No matter how you do it, deflate the dough about 75% and then spoon it into a prepared pan.
Shaping: A Pan or a Paper?
Tradition dictates that you bake panettone in paper. While pretty, paper doesn't make the best vessel for baking gluten-free bread. Each time I made this recipe in paper, I ended up with raw spots in the center of the loaf. Gross!
Baking panettone in a tube or Bundt pan can help to prevent raw spots. The rod in the center of the pan gets hot during baking and thoroughly bakes the center of the loaf. Of course, it doesn't look quite like a traditional panettone, but I'd rather have a funny-looking panettone over a raw one.
This loaf takes about one hour to bake. The finished loaf should be between 207-211°F. (Take the temperature in the center of the loaf, not near the sides.) When the bread reaches the correct temperature, remove it from the pan and place on a wire rack to cool.
Serving and Storing
I love this bread served as is or toasted. To avoid burning panettone like my mom did so many times, slice the pieces at least 1/2-inch thick. And be sure to keep your eye on the bread as it toasts.
Well wrapped, this bread keeps for about three days on the counter. If you don't plan on eating the entire loaf in three days, wait until the panettone cools, slice it, and freeze.
Ready to Bake? Here's a Step-by-Step
The dry ingredients are mixed with the wet ingredients and the biga.

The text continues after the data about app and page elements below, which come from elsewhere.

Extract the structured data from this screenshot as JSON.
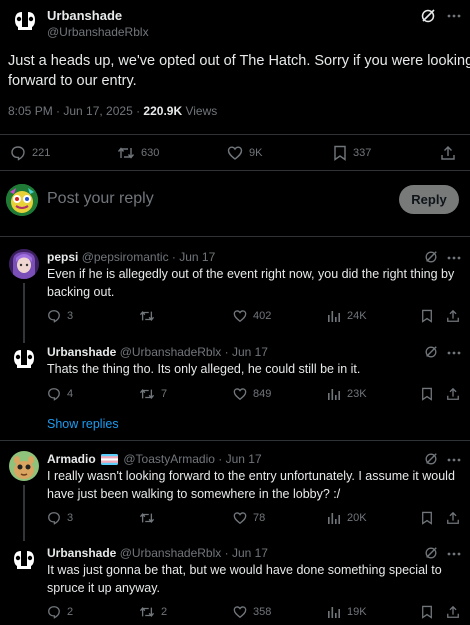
{
  "main_post": {
    "author_name": "Urbanshade",
    "handle": "@UrbanshadeRblx",
    "text_line1": "Just a heads up, we've opted out of The Hatch. Sorry if you were looking",
    "text_line2": "forward to our entry.",
    "timestamp": "8:05 PM · Jun 17, 2025 · ",
    "views_count": "220.9K",
    "views_label": " Views",
    "stats": {
      "replies": "221",
      "reposts": "630",
      "likes": "9K",
      "bookmarks": "337"
    }
  },
  "compose": {
    "placeholder": "Post your reply",
    "reply_button": "Reply"
  },
  "replies": [
    {
      "name": "pepsi",
      "handle": "@pepsiromantic",
      "date": " · Jun 17",
      "line1": "Even if he is allegedly out of the event right now, you did the right thing by",
      "line2": "backing out.",
      "replies": "3",
      "reposts": "",
      "likes": "402",
      "views": "24K"
    },
    {
      "name": "Urbanshade",
      "handle": "@UrbanshadeRblx",
      "date": " · Jun 17",
      "line1": "Thats the thing tho. Its only alleged, he could still be in it.",
      "replies": "4",
      "reposts": "7",
      "likes": "849",
      "views": "23K"
    },
    {
      "name": "Armadio",
      "handle": "@ToastyArmadio",
      "date": " · Jun 17",
      "line1": "I really wasn't looking forward to the entry unfortunately. I assume it would",
      "line2": "have just been walking to somewhere in the lobby? :/",
      "replies": "3",
      "reposts": "",
      "likes": "78",
      "views": "20K"
    },
    {
      "name": "Urbanshade",
      "handle": "@UrbanshadeRblx",
      "date": " · Jun 17",
      "line1": "It was just gonna be that, but we would have done something special to",
      "line2": "spruce it up anyway.",
      "replies": "2",
      "reposts": "2",
      "likes": "358",
      "views": "19K"
    }
  ],
  "show_replies": "Show replies",
  "colors": {
    "accent": "#1d9bf0",
    "reply_button_bg": "#787a7a",
    "divider": "#2f3336"
  }
}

At first the dough is thick.
Softened butter goes in one piece at a time.
And the dough become very soft.
After the fruit is added, transfer the dough to a large greased bowl. Why large?
The dough doubles in size! Hence the need for a big bowl.
Have a bit of pent-up holiday anger? Take it out on the dough! It needs to be "punched" down before the second rise. Don't have holiday anger? Punch it anyway!
Once you've punched the dough, transfer it to a well greased bundt pan.
The dough rises again. This rise takes about one hour. And then...
it gets baked! Isn't it pretty?
Slice it up. Pour yourself a cup of coffee and call it day!
Click HERE for the recipe